by Andrew Payton
I am often impatient with poetry; I want it to strike me quick, gut me fast, and toss me away in a short few lines. There’s great stuff out there that stretches far beyond the first page, I know, I know, but I really appreciate short imagistic poems that share their piece and move on. Especially when I’m on the internet. It’s just so easy to click away—as soon as a line bores me, click, I’m free. Now perhaps this is irresponsible of me. As a reader of poetry I should have more patience, allow for the slow blooms to hook me. But there is just so much to read, why should I stick with something that isn’t doing it for me? My time is important to me: thrill me, or click, goodbye. There’s another poem, perhaps somewhere close in the digital realm, that’s really going to grab me.
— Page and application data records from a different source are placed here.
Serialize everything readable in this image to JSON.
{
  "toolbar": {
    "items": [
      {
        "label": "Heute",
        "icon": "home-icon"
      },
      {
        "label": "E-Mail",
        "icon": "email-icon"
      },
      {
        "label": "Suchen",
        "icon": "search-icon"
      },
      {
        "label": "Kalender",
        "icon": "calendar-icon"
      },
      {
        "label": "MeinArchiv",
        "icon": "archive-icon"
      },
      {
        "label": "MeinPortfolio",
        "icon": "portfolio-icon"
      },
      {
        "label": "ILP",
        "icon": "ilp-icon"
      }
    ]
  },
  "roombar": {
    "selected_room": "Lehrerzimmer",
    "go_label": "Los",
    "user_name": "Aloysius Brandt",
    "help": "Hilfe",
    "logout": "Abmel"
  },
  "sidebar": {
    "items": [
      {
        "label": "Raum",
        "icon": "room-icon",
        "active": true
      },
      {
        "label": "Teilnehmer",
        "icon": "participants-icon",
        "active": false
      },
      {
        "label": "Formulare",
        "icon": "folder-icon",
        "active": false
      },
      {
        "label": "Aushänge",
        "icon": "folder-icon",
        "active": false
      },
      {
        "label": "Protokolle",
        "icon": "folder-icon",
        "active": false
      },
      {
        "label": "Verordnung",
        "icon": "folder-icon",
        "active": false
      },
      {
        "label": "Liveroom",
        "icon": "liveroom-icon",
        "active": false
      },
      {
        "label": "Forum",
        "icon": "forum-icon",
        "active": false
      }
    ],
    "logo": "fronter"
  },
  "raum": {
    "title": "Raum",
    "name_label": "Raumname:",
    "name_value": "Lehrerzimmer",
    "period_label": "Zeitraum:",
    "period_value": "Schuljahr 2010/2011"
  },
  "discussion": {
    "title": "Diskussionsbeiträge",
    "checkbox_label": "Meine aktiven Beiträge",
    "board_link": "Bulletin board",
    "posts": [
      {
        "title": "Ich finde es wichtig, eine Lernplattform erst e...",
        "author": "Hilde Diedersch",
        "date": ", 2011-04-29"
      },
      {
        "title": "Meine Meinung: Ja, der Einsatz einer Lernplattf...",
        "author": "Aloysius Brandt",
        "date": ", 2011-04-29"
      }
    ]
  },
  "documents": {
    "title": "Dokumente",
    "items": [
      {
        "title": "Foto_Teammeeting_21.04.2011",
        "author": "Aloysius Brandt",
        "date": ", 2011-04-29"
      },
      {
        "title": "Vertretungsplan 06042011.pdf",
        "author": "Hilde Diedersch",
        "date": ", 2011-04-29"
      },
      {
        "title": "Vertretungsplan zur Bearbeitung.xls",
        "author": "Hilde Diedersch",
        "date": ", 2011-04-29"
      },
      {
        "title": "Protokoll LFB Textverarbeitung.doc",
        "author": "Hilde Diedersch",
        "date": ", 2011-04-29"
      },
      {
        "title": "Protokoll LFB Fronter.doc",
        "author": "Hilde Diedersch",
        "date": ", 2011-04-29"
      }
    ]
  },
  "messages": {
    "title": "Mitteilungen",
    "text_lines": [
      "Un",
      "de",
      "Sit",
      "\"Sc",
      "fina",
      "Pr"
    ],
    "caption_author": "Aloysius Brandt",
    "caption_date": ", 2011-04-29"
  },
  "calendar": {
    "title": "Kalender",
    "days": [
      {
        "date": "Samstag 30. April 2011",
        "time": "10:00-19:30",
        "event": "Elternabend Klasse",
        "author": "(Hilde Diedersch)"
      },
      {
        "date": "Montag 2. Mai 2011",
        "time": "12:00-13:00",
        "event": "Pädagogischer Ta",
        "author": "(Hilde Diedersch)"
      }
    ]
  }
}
In my impatient clicking, here are a few poems I recently found that do just this sort of grabbing.
“Knecht with Nature 765-588-1130” by Rosalie Moffett (from Boston Review)
I admire this poem’s use mundane everyday image, though one with humor and sadness, to jump into completely unexpected—yet motivated—places.
“The Fog Town School of Thought” by Maurice Manning (from Orion)
I like this poem because I wholeheartedly agree.
“I’m Sorry to Piss You Off, Wendell Berry” by David Wright (from Hobart)
This poem’s intrigue begins with the title. You also don’t see too many poems about taking a piss that really work, and I think this, because it’s about the degradation and ownership, does “shine like a river stone.”
“Get Out of Your Whale Boat” by Melissa Broder (from Yalobusha Review)
Those who know me know I’m obsessed with whales, and so besides my obvious draw to this title, I’m drawn into so many of these lines. I can’t quite figure them out, but I like where they take me and what sorts of emotions and images are conjured up along the way. “I have such mosquito innards / My bone condition is suck”—now that’s something.
Two Poems by Noelle Kocot (from Yalobusha Review)
These two poems also come from the debut online issue of Yalobusha Review. The force and drive of are revealed immediately; in “Reflections on Youth” there is “striving” and “wait” in the first two lines, in “To Live Intelligently” there is “fear.”